FAA Administrator Randy Babbitt helped break ground Friday for a new air traffic control tower at Oakland International Airport (OAK) funded by the American Recovery and Reinvestment Act (ARRA). The Oakland International Airport ARRA grant, totaling $33.2 million, is the FAA’s largest, single Recovery Act award.
“This Recovery Act project will make a difference for the Oakland area economy,” said U.S. Transportation Secretary Ray LaHood. “People will be put to work building an environmentally friendly tower that will better serve the airport and the community.”
The Recovery Act grant will pay for construction of the 236-foot-tall tower and a 13,000-square-foot base building, as well as some equipment for the facility.
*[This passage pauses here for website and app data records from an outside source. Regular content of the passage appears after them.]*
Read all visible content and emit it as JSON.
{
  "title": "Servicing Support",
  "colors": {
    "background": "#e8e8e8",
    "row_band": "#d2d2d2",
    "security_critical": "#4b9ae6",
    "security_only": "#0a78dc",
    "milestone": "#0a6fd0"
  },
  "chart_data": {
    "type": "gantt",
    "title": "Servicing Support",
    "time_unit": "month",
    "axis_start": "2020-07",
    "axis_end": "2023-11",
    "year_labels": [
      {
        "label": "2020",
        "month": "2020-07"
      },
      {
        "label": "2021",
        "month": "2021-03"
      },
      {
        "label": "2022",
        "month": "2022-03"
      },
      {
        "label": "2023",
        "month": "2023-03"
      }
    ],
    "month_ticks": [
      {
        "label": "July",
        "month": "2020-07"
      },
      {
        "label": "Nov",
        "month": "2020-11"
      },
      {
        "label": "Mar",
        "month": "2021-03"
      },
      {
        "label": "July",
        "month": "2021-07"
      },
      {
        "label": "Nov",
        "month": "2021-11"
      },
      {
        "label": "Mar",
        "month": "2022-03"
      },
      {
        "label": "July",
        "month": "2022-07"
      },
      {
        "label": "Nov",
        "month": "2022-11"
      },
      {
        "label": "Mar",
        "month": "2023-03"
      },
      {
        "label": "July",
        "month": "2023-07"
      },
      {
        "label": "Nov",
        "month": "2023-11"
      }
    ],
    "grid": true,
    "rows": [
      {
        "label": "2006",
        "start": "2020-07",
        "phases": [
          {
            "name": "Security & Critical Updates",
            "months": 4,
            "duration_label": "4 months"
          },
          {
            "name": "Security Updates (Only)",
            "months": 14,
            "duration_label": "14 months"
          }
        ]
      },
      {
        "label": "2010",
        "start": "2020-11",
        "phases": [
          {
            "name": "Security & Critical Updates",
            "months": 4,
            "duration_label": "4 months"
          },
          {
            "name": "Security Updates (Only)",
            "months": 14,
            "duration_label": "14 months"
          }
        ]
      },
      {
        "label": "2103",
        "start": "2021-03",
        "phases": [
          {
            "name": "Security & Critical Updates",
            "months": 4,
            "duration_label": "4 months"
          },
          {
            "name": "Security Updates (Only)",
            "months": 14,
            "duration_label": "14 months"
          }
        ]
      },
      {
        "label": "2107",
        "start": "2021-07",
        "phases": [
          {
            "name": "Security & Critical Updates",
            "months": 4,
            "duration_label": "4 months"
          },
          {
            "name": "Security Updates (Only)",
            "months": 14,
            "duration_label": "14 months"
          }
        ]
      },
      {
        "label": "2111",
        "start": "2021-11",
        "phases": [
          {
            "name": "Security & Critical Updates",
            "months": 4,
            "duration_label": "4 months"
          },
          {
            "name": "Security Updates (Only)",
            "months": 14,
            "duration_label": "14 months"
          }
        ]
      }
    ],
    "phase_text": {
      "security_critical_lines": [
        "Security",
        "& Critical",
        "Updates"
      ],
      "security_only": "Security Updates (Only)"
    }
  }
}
“This brand new, modernized tower will give air traffic controllers a better view of the airfield and help improve airport efficiency,” said Babbitt. “The Recovery Act is allowing us to make needed investments at airports around the country.”
Two air traffic control towers currently serve Oakland International Airport. A 158-foot-tall tower on the southern portion of the airfield was built in 1962 as a part of a terminal expansion project. In 1972, construction of a large hangar blocked some views from the south tower, requiring the Port of Oakland to build a second tower to handle traffic on the north runways.
Replacing both towers with a single one will improve air traffic operations and reduce operating costs. The FAA expects to start using the new tower in 2013.
The new tower will feature a number of environmental benefits, including a covered parking structure with solar panels on the roof of the base building, which will provide power for the tower and its electrical systems. The tower also will have a geothermal heating system and a rainwater storage system.
Nationwide, $1.3 billion in Recovery Act money has been made available for airport improvement projects and air traffic control facility and system upgrades. These grants have been distributed to airports that serve commercial passengers, cargo and general aviation.
For more information: FAA.gov